One thing you should consider doing is to carefully look at how old each tutorial/book/blog on css/html is. Anything older than 2010 should probably be ignored. Maybe even 2011.
There has just been so much effort over the years trying to get things to work on multiple browsers that any real code is just full of hacks and tricks and all kinds of stuff. Not only makes it difficult to learn but in many cases is obsolete.
Stick to the newest technologies and the newest browsers while learning. As soon as you encounter things like "conditional comments" or "vendor specific properties" then run away.
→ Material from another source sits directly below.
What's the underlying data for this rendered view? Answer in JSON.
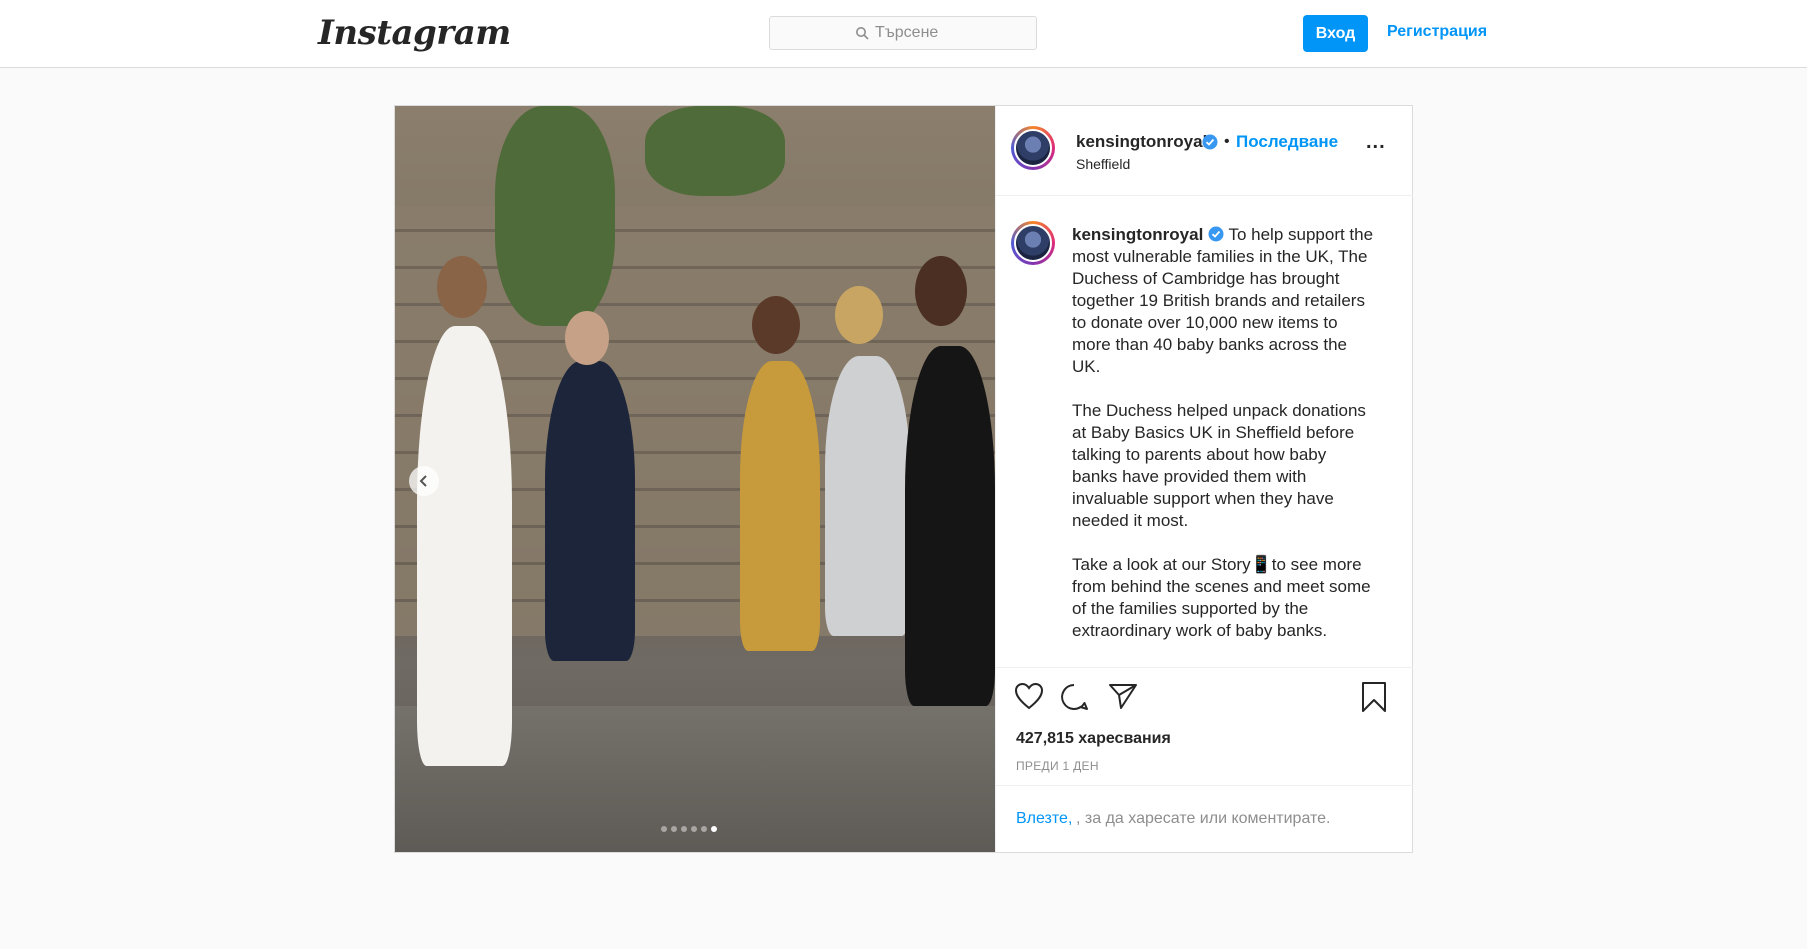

You can always add the hacks in later.
davemaxwell — 2012-02-15T11:30:57-05:00 — #19
While I agree with this gist of this post, I have to disagree with the specifics. There are quite a few of the "older" tutorial/blog posts which I still hang my hat on - mostly because they still work, often more inclusively than the current techniques. There are a LOT of "current" tutorials/posts which are very much in the same vein of the old "best viewed in IEx.xx" way of thinking, and there are a lot of people being left out in the cold because they don't keep up with the latest and greatest technologies....and shame on the developers/designers that are doing so.
And if you ignore the vendor hacks, you may well be ignoring the next "great" W3C idiom - let's all use webkit!
slow_as_molasses — 2012-02-15T12:12:30-05:00 — #20
That's good advice. I just bought a book on HTML5 and CSS3 (Visual Quickstart Guide) and the reason I bought it was because it has just been revised in 2012. I think focusing on the latest technology will be less overwhelming and easier for me to move forward. Thanks for the suggestion : )
next page →